::: INPUT RECORDS
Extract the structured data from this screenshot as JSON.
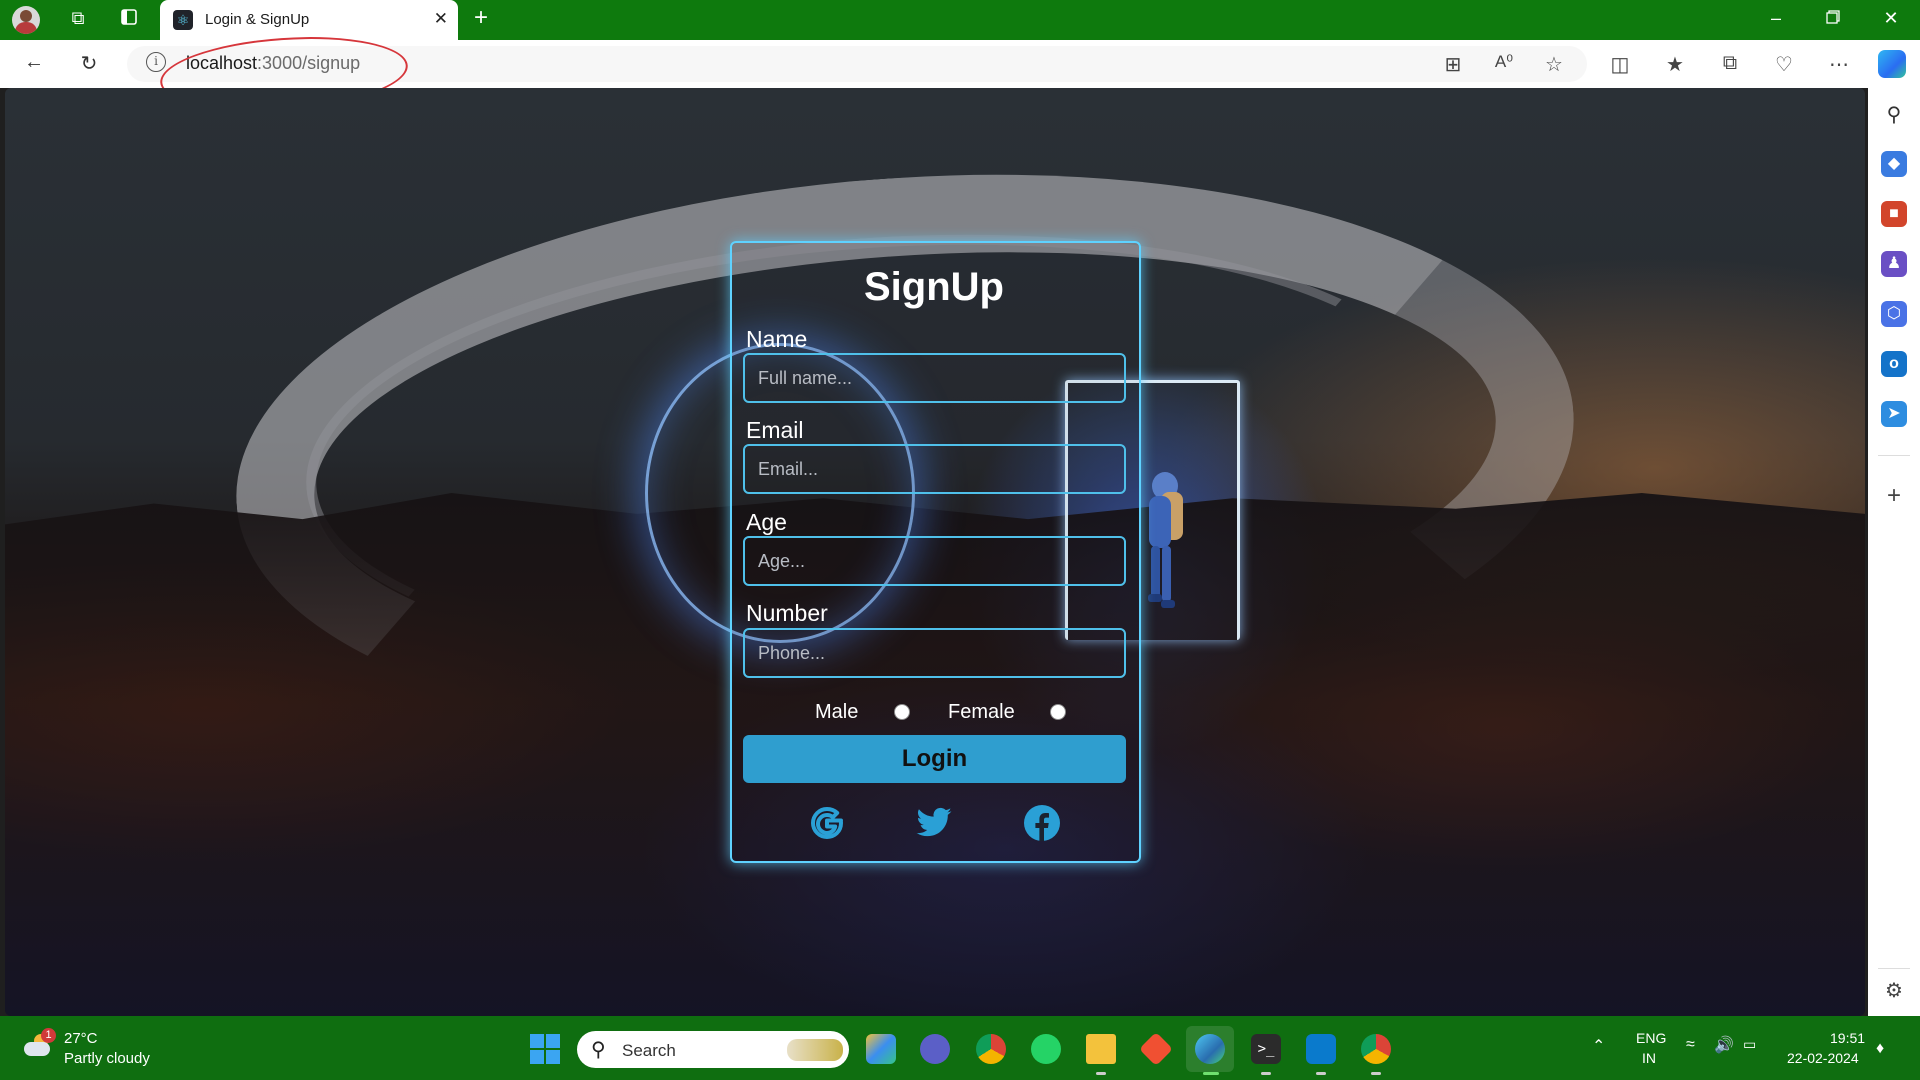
{
  "browser": {
    "tab_title": "Login & SignUp",
    "url_host": "localhost",
    "url_path": ":3000/signup"
  },
  "form": {
    "title": "SignUp",
    "fields": [
      {
        "label": "Name",
        "placeholder": "Full name..."
      },
      {
        "label": "Email",
        "placeholder": "Email..."
      },
      {
        "label": "Age",
        "placeholder": "Age..."
      },
      {
        "label": "Number",
        "placeholder": "Phone..."
      }
    ],
    "gender_options": [
      "Male",
      "Female"
    ],
    "submit_label": "Login",
    "social": [
      "google-icon",
      "twitter-icon",
      "facebook-icon"
    ],
    "accent_color": "#2f9ecf",
    "border_color": "#5fd2ff"
  },
  "taskbar": {
    "weather_temp": "27°C",
    "weather_desc": "Partly cloudy",
    "weather_badge": "1",
    "search_label": "Search",
    "lang_top": "ENG",
    "lang_bottom": "IN",
    "time": "19:51",
    "date": "22-02-2024"
  }
}
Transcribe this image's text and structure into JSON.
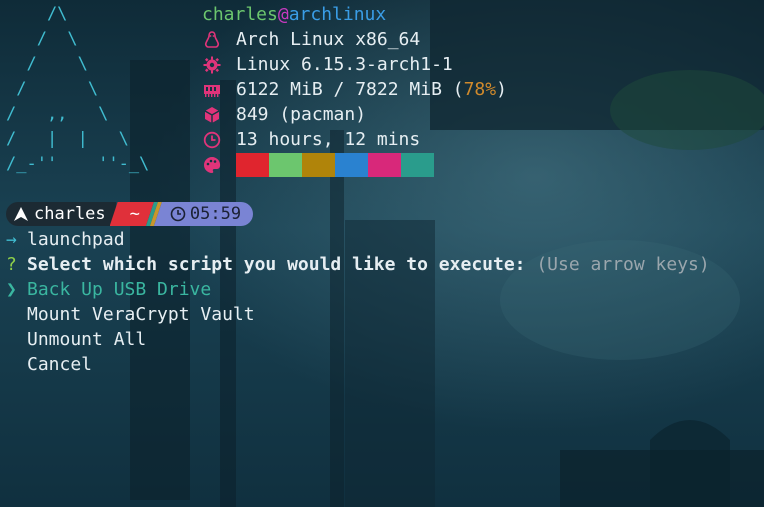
{
  "colors": {
    "ascii": "#40bcd0",
    "user": "#6cc66e",
    "at": "#c83ac0",
    "host": "#3a9de6",
    "percent": "#d08a2c",
    "icon": "#e0347a",
    "question": "#8fd04a",
    "hint": "#9aa6ad",
    "selected": "#3ab6a0"
  },
  "ascii_art": "    /\\\n   /  \\\n  /    \\\n /      \\\n/   ,,   \\\n/   |  |   \\\n/_-''    ''-_\\",
  "fetch": {
    "user": "charles",
    "at": "@",
    "host": "archlinux",
    "os": {
      "icon": "linux-icon",
      "text": "Arch Linux x86_64"
    },
    "kernel": {
      "icon": "gear-icon",
      "text": "Linux 6.15.3-arch1-1"
    },
    "memory": {
      "icon": "memory-icon",
      "prefix": "6122 MiB / 7822 MiB (",
      "percent": "78%",
      "suffix": ")"
    },
    "packages": {
      "icon": "package-icon",
      "text": "849 (pacman)"
    },
    "uptime": {
      "icon": "clock-icon",
      "text": "13 hours, 12 mins"
    },
    "palette": {
      "icon": "palette-icon",
      "swatches": [
        "#e0252e",
        "#6cc66e",
        "#b0840a",
        "#2a82d0",
        "#d8287a",
        "#2a9c8c"
      ]
    }
  },
  "prompt": {
    "user": "charles",
    "dir": "~",
    "time": "05:59",
    "stripes": [
      "#2a9c8c",
      "#c8962c"
    ]
  },
  "command": {
    "arrow": "→",
    "text": "launchpad"
  },
  "question": {
    "mark": "?",
    "text": "Select which script you would like to execute:",
    "hint": "(Use arrow keys)"
  },
  "menu": {
    "pointer": "❯",
    "selected_index": 0,
    "options": [
      "Back Up USB Drive",
      "Mount VeraCrypt Vault",
      "Unmount All",
      "Cancel"
    ]
  }
}
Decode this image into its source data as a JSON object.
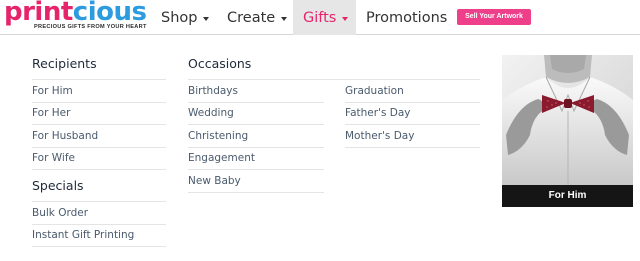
{
  "logo": {
    "part1": "print",
    "part2": "cious",
    "tagline": "PRECIOUS GIFTS FROM YOUR HEART"
  },
  "nav": {
    "shop": "Shop",
    "create": "Create",
    "gifts": "Gifts",
    "promotions": "Promotions"
  },
  "sell_button": "Sell Your Artwork",
  "recipients": {
    "title": "Recipients",
    "items": [
      "For Him",
      "For Her",
      "For Husband",
      "For Wife"
    ]
  },
  "specials": {
    "title": "Specials",
    "items": [
      "Bulk Order",
      "Instant Gift Printing"
    ]
  },
  "occasions": {
    "title": "Occasions",
    "col1": [
      "Birthdays",
      "Wedding",
      "Christening",
      "Engagement",
      "New Baby"
    ],
    "col2": [
      "Graduation",
      "Father's Day",
      "Mother's Day"
    ]
  },
  "promo": {
    "caption": "For Him"
  },
  "colors": {
    "brand_pink": "#e6246b",
    "brand_blue": "#2c9be0",
    "button_pink": "#ee3f8b"
  }
}
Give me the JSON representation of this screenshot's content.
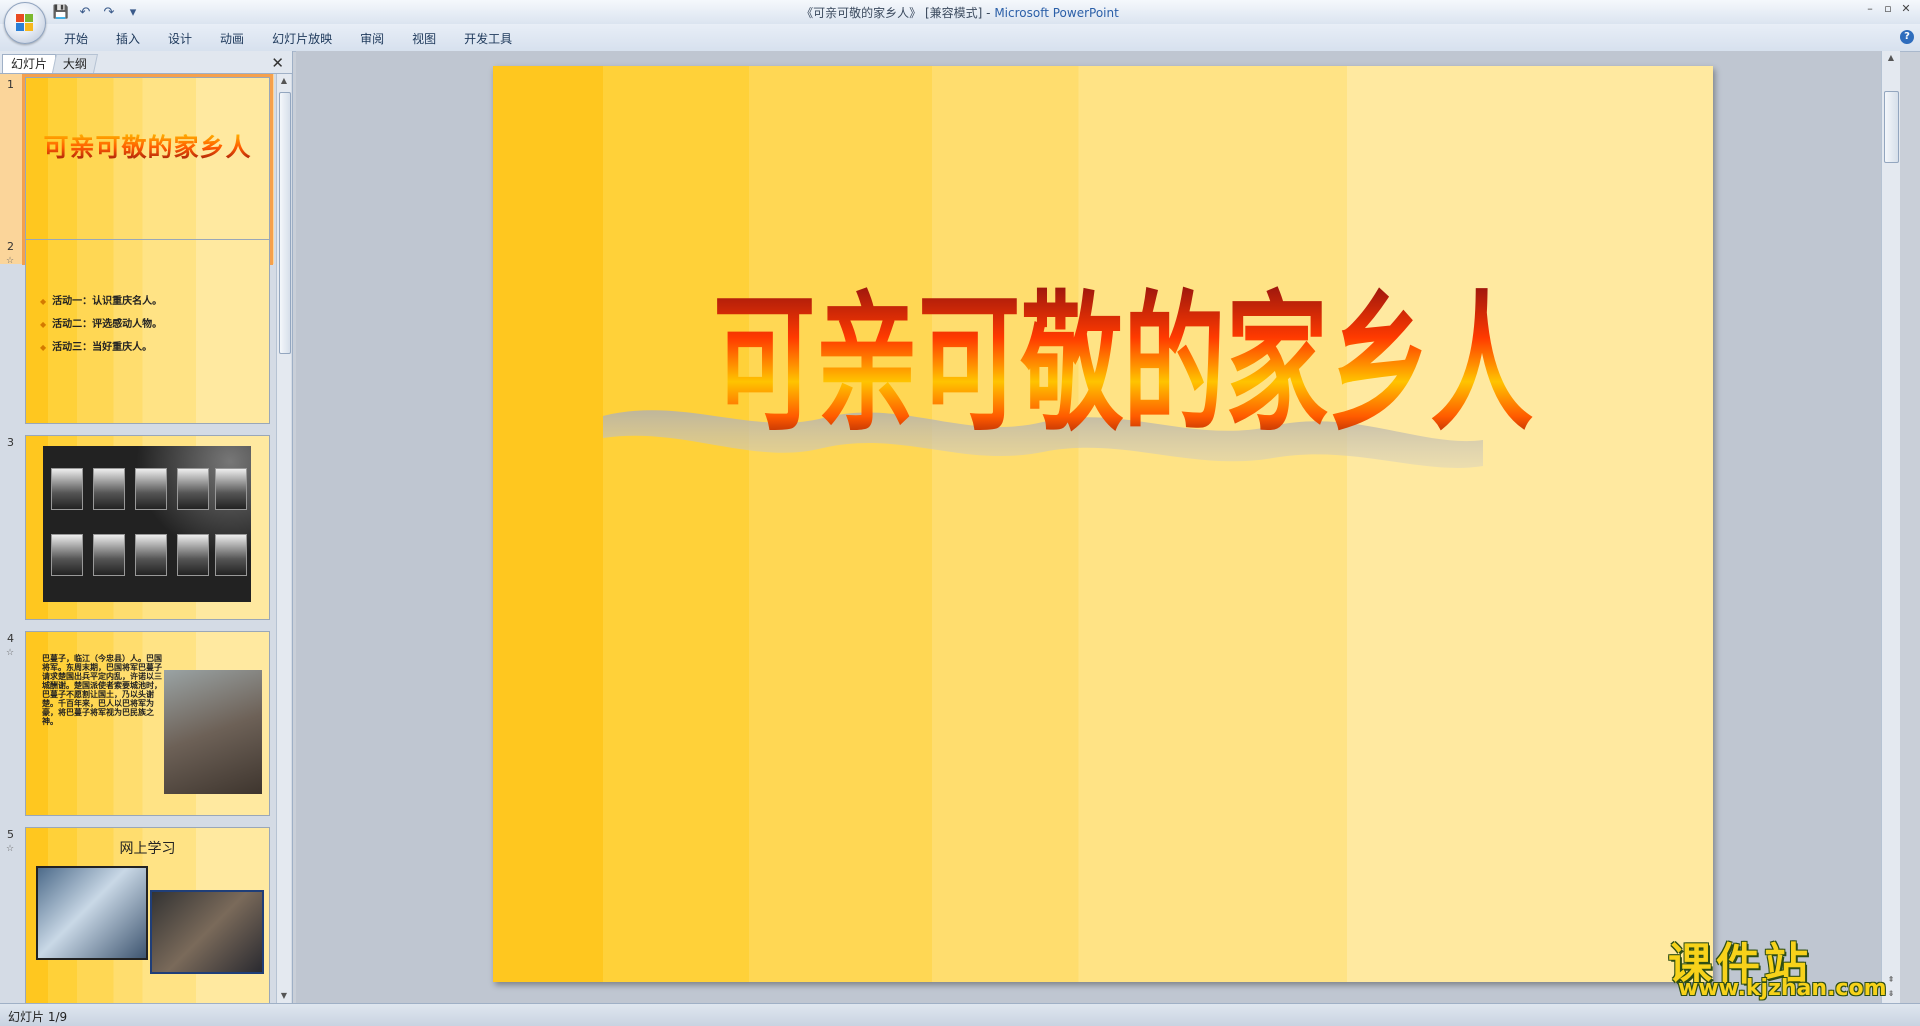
{
  "window": {
    "title_doc": "《可亲可敬的家乡人》 [兼容模式]",
    "title_sep": " - ",
    "title_app": "Microsoft PowerPoint",
    "controls": [
      "–",
      "▫",
      "✕"
    ]
  },
  "qat": {
    "save": "💾",
    "undo": "↶",
    "redo": "↷",
    "more": "▾"
  },
  "ribbon": {
    "tabs": [
      "开始",
      "插入",
      "设计",
      "动画",
      "幻灯片放映",
      "审阅",
      "视图",
      "开发工具"
    ],
    "help": "?"
  },
  "panel": {
    "tab_slides": "幻灯片",
    "tab_outline": "大纲",
    "close": "✕"
  },
  "thumbnails": [
    {
      "num": "1",
      "title": "可亲可敬的家乡人"
    },
    {
      "num": "2",
      "star": "☆",
      "items": [
        "活动一：认识重庆名人。",
        "活动二：评选感动人物。",
        "活动三：当好重庆人。"
      ]
    },
    {
      "num": "3"
    },
    {
      "num": "4",
      "star": "☆",
      "text": "巴蔓子，临江（今忠县）人。巴国将军。东周末期，巴国将军巴蔓子请求楚国出兵平定内乱，许诺以三城酬谢。楚国派使者索要城池时，巴蔓子不愿割让国土，乃以头谢楚。千百年来，巴人以巴将军为豪，将巴蔓子将军视为巴民族之神。"
    },
    {
      "num": "5",
      "star": "☆",
      "title": "网上学习"
    }
  ],
  "slide": {
    "title": "可亲可敬的家乡人"
  },
  "watermark": {
    "cn": "课件站",
    "url": "www.kjzhan.com"
  },
  "status": {
    "slide_info": "幻灯片 1/9"
  },
  "colors": {
    "accent": "#2b5fa8",
    "selection": "#f5a04c",
    "slide_base": "#ffc71f"
  }
}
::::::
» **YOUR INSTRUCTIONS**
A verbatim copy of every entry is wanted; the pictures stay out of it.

» **OUTPUT BELOW**
Extract the structured data from this screenshot as JSON.
{
  "browser": {
    "tab_title": "Login & SignUp",
    "url_host": "localhost",
    "url_path": ":3000/signup"
  },
  "form": {
    "title": "SignUp",
    "fields": [
      {
        "label": "Name",
        "placeholder": "Full name..."
      },
      {
        "label": "Email",
        "placeholder": "Email..."
      },
      {
        "label": "Age",
        "placeholder": "Age..."
      },
      {
        "label": "Number",
        "placeholder": "Phone..."
      }
    ],
    "gender_options": [
      "Male",
      "Female"
    ],
    "submit_label": "Login",
    "social": [
      "google-icon",
      "twitter-icon",
      "facebook-icon"
    ],
    "accent_color": "#2f9ecf",
    "border_color": "#5fd2ff"
  },
  "taskbar": {
    "weather_temp": "27°C",
    "weather_desc": "Partly cloudy",
    "weather_badge": "1",
    "search_label": "Search",
    "lang_top": "ENG",
    "lang_bottom": "IN",
    "time": "19:51",
    "date": "22-02-2024"
  }
}
Transcribe this image's text and structure into JSON.
{
  "colors": {
    "ascii": "#40bcd0",
    "user": "#6cc66e",
    "at": "#c83ac0",
    "host": "#3a9de6",
    "percent": "#d08a2c",
    "icon": "#e0347a",
    "question": "#8fd04a",
    "hint": "#9aa6ad",
    "selected": "#3ab6a0"
  },
  "ascii_art": "    /\\\n   /  \\\n  /    \\\n /      \\\n/   ,,   \\\n/   |  |   \\\n/_-''    ''-_\\",
  "fetch": {
    "user": "charles",
    "at": "@",
    "host": "archlinux",
    "os": {
      "icon": "linux-icon",
      "text": "Arch Linux x86_64"
    },
    "kernel": {
      "icon": "gear-icon",
      "text": "Linux 6.15.3-arch1-1"
    },
    "memory": {
      "icon": "memory-icon",
      "prefix": "6122 MiB / 7822 MiB (",
      "percent": "78%",
      "suffix": ")"
    },
    "packages": {
      "icon": "package-icon",
      "text": "849 (pacman)"
    },
    "uptime": {
      "icon": "clock-icon",
      "text": "13 hours, 12 mins"
    },
    "palette": {
      "icon": "palette-icon",
      "swatches": [
        "#e0252e",
        "#6cc66e",
        "#b0840a",
        "#2a82d0",
        "#d8287a",
        "#2a9c8c"
      ]
    }
  },
  "prompt": {
    "user": "charles",
    "dir": "~",
    "time": "05:59",
    "stripes": [
      "#2a9c8c",
      "#c8962c"
    ]
  },
  "command": {
    "arrow": "→",
    "text": "launchpad"
  },
  "question": {
    "mark": "?",
    "text": "Select which script you would like to execute:",
    "hint": "(Use arrow keys)"
  },
  "menu": {
    "pointer": "❯",
    "selected_index": 0,
    "options": [
      "Back Up USB Drive",
      "Mount VeraCrypt Vault",
      "Unmount All",
      "Cancel"
    ]
  }
}
Decode this image into its source data as a JSON object.
{
  "logo": {
    "part1": "print",
    "part2": "cious",
    "tagline": "PRECIOUS GIFTS FROM YOUR HEART"
  },
  "nav": {
    "shop": "Shop",
    "create": "Create",
    "gifts": "Gifts",
    "promotions": "Promotions"
  },
  "sell_button": "Sell Your Artwork",
  "recipients": {
    "title": "Recipients",
    "items": [
      "For Him",
      "For Her",
      "For Husband",
      "For Wife"
    ]
  },
  "specials": {
    "title": "Specials",
    "items": [
      "Bulk Order",
      "Instant Gift Printing"
    ]
  },
  "occasions": {
    "title": "Occasions",
    "col1": [
      "Birthdays",
      "Wedding",
      "Christening",
      "Engagement",
      "New Baby"
    ],
    "col2": [
      "Graduation",
      "Father's Day",
      "Mother's Day"
    ]
  },
  "promo": {
    "caption": "For Him"
  },
  "colors": {
    "brand_pink": "#e6246b",
    "brand_blue": "#2c9be0",
    "button_pink": "#ee3f8b"
  }
}
Give me the JSON representation of this screenshot's content.
{
  "window": {
    "title_doc": "《可亲可敬的家乡人》 [兼容模式]",
    "title_sep": " - ",
    "title_app": "Microsoft PowerPoint",
    "controls": [
      "–",
      "▫",
      "✕"
    ]
  },
  "qat": {
    "save": "💾",
    "undo": "↶",
    "redo": "↷",
    "more": "▾"
  },
  "ribbon": {
    "tabs": [
      "开始",
      "插入",
      "设计",
      "动画",
      "幻灯片放映",
      "审阅",
      "视图",
      "开发工具"
    ],
    "help": "?"
  },
  "panel": {
    "tab_slides": "幻灯片",
    "tab_outline": "大纲",
    "close": "✕"
  },
  "thumbnails": [
    {
      "num": "1",
      "title": "可亲可敬的家乡人"
    },
    {
      "num": "2",
      "star": "☆",
      "items": [
        "活动一：认识重庆名人。",
        "活动二：评选感动人物。",
        "活动三：当好重庆人。"
      ]
    },
    {
      "num": "3"
    },
    {
      "num": "4",
      "star": "☆",
      "text": "巴蔓子，临江（今忠县）人。巴国将军。东周末期，巴国将军巴蔓子请求楚国出兵平定内乱，许诺以三城酬谢。楚国派使者索要城池时，巴蔓子不愿割让国土，乃以头谢楚。千百年来，巴人以巴将军为豪，将巴蔓子将军视为巴民族之神。"
    },
    {
      "num": "5",
      "star": "☆",
      "title": "网上学习"
    }
  ],
  "slide": {
    "title": "可亲可敬的家乡人"
  },
  "watermark": {
    "cn": "课件站",
    "url": "www.kjzhan.com"
  },
  "status": {
    "slide_info": "幻灯片 1/9"
  },
  "colors": {
    "accent": "#2b5fa8",
    "selection": "#f5a04c",
    "slide_base": "#ffc71f"
  }
}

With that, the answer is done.